Instructions for the task => Set the pictures aside and return each record below precisely as written.

Data for the task =>
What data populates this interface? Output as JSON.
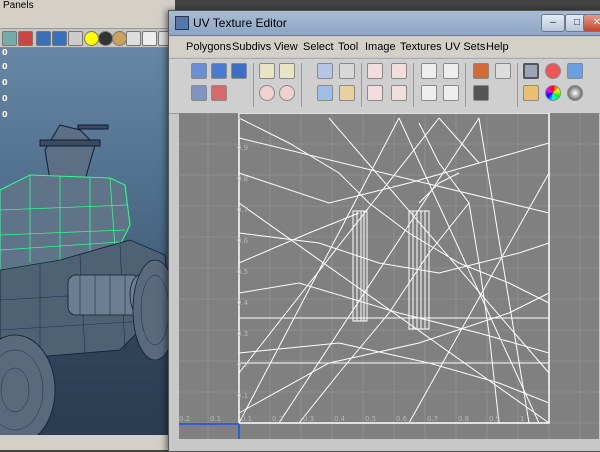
{
  "viewport": {
    "menu_label": "Panels",
    "axis_readouts": [
      "0",
      "0",
      "0",
      "0",
      "0"
    ]
  },
  "uv_editor": {
    "title": "UV Texture Editor",
    "window_buttons": {
      "minimize": "–",
      "maximize": "□",
      "close": "✕"
    },
    "menus": [
      "Polygons",
      "Subdivs",
      "View",
      "Select",
      "Tool",
      "Image",
      "Textures",
      "UV Sets",
      "Help"
    ],
    "toolbar_icons": [
      "uv-grid-icon",
      "uv-lattice-icon",
      "uv-smudge-icon",
      "flip-u-icon",
      "flip-v-icon",
      "rotate-ccw-icon",
      "rotate-cw-icon",
      "cut-uv-icon",
      "sew-uv-icon",
      "move-sew-icon",
      "merge-uv-icon",
      "align-u-min-icon",
      "align-u-max-icon",
      "align-v-min-icon",
      "align-v-max-icon",
      "snap-top-left-icon",
      "snap-top-right-icon",
      "snap-bottom-left-icon",
      "snap-bottom-right-icon",
      "image-display-icon",
      "dim-image-icon",
      "unfiltered-icon",
      "grid-toggle-icon",
      "pixel-snap-icon",
      "shade-uv-icon",
      "isolate-icon",
      "color-icon",
      "checker-icon"
    ],
    "colors": {
      "grid_bg": "#808080",
      "grid_line": "#8e8e8e",
      "uv_line": "#ffffff",
      "axis_highlight": "#2f5fcc"
    }
  },
  "grid_labels": {
    "v_ticks": [
      "1",
      "0.9",
      "0.8",
      "0.7",
      "0.6",
      "0.5",
      "0.4",
      "0.3",
      "0.2",
      "0.1"
    ],
    "u_ticks": [
      "0.2",
      "0.1",
      "0.1",
      "0.2",
      "0.3",
      "0.4",
      "0.5",
      "0.6",
      "0.7",
      "0.8",
      "0.9",
      "1"
    ]
  }
}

Result of the exercise =>
What data populates this interface? Output as JSON.
{
  "viewport": {
    "menu_label": "Panels",
    "axis_readouts": [
      "0",
      "0",
      "0",
      "0",
      "0"
    ]
  },
  "uv_editor": {
    "title": "UV Texture Editor",
    "window_buttons": {
      "minimize": "–",
      "maximize": "□",
      "close": "✕"
    },
    "menus": [
      "Polygons",
      "Subdivs",
      "View",
      "Select",
      "Tool",
      "Image",
      "Textures",
      "UV Sets",
      "Help"
    ],
    "toolbar_icons": [
      "uv-grid-icon",
      "uv-lattice-icon",
      "uv-smudge-icon",
      "flip-u-icon",
      "flip-v-icon",
      "rotate-ccw-icon",
      "rotate-cw-icon",
      "cut-uv-icon",
      "sew-uv-icon",
      "move-sew-icon",
      "merge-uv-icon",
      "align-u-min-icon",
      "align-u-max-icon",
      "align-v-min-icon",
      "align-v-max-icon",
      "snap-top-left-icon",
      "snap-top-right-icon",
      "snap-bottom-left-icon",
      "snap-bottom-right-icon",
      "image-display-icon",
      "dim-image-icon",
      "unfiltered-icon",
      "grid-toggle-icon",
      "pixel-snap-icon",
      "shade-uv-icon",
      "isolate-icon",
      "color-icon",
      "checker-icon"
    ],
    "colors": {
      "grid_bg": "#808080",
      "grid_line": "#8e8e8e",
      "uv_line": "#ffffff",
      "axis_highlight": "#2f5fcc"
    }
  },
  "grid_labels": {
    "v_ticks": [
      "1",
      "0.9",
      "0.8",
      "0.7",
      "0.6",
      "0.5",
      "0.4",
      "0.3",
      "0.2",
      "0.1"
    ],
    "u_ticks": [
      "0.2",
      "0.1",
      "0.1",
      "0.2",
      "0.3",
      "0.4",
      "0.5",
      "0.6",
      "0.7",
      "0.8",
      "0.9",
      "1"
    ]
  }
}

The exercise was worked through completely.